God knows that we know better (24:12b). There are only two types of pro-choicers: those who know better, and those who don’t. God says that he will hold both accountable. Why? Because those who don’t know better should. They “suppress the truth in unrighteousness” (Rom 1:18; cf. 1 Timothy 4:2).
God will judge us even if we claim ignorance (24:12c).
1. Pray for an awakening in our churches that will spill over into our culture. The conscience of our culture has been seared.
2. Submit yourself to God and resist the self-centered temperament of our culture that drives the abortion mindset.
3. Support alternatives to abortion with your money and time and prayers.
4. Use your democratic privileges to press for the protection of the unborn.
5. Offer the Gospel to anyone who has been broken by abortion.
1Justin Taylor, “Sticker Shock,” World Magazine 19 (January 2004): accessed on-line, http://worldmag.com/world/issue/01-17-04/closing_1.asp.
2A recent exception to this trend is Yuval Levin, “A Middle Ground for Stem Cells,” New York Times (January 19, 2007): accessed on-line, http://www.nytimes.com/2007/01/19/opinion/19levin.html.
3Ellen Goodman, “Abortion’s elusive middle ground,” The Boston Globe (January 19, 2007): accessed on-line, http://www.boston.com/news/globe/editorial_opinion/oped/articles/2007/01/19/abortions_elusive_middle_ground.
4Luther’s Works.

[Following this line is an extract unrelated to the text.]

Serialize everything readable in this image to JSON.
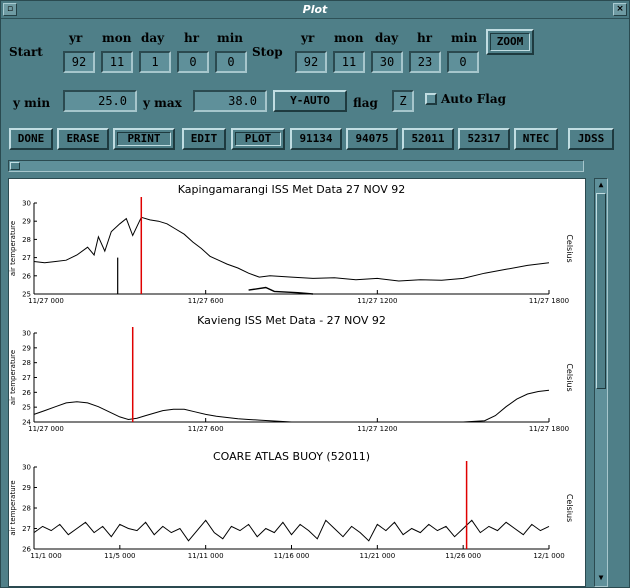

Weimar Edition. Briefwechsel [Correspondence], vol. 3, pp. 81f. Accessed On-line 1/17/04: http://www.bible-researcher.com/luther03.html.
5Linda Bird Francke, “There Just Wasn’t Room in Our Lives Now for Another Baby,” in Contemporary Moral Issues: Diversity and Consensus, 1st edition, edited by Lawrence M. Hinman (Upper Saddle River, N.J.: Prentice Hall, 1996), 20-22. This article originally appeared in the New York Times under a pseudonym (Jane Doe, “There Just Wasn’t Room in Our Lives Now for Another Baby,” New York Times, May 14, 1976). The pagination here follows that of Contemporary Moral Issues.
6John Piper, “Ten Reasons Why It Is Wrong to Take the Life of Unborn Children,” On-line: Accessed 1/16/03 – http://desiringgod.org/library/topics/abortion/ten_reasons.html.
7Justin Taylor, “Sticker Shock,” World Magazine 19 (January 2004): Accessed On-Line 1/17/04: http://worldmag.com/world/issue/01-17-04/closing_1.asp.
8John Piper, “Ten Reasons Why It Is Wrong to Take the Life of Unborn Children,” On-line: Accessed 1/16/03 – http://desiringgod.org/library/topics/abortion/ten_reasons.html.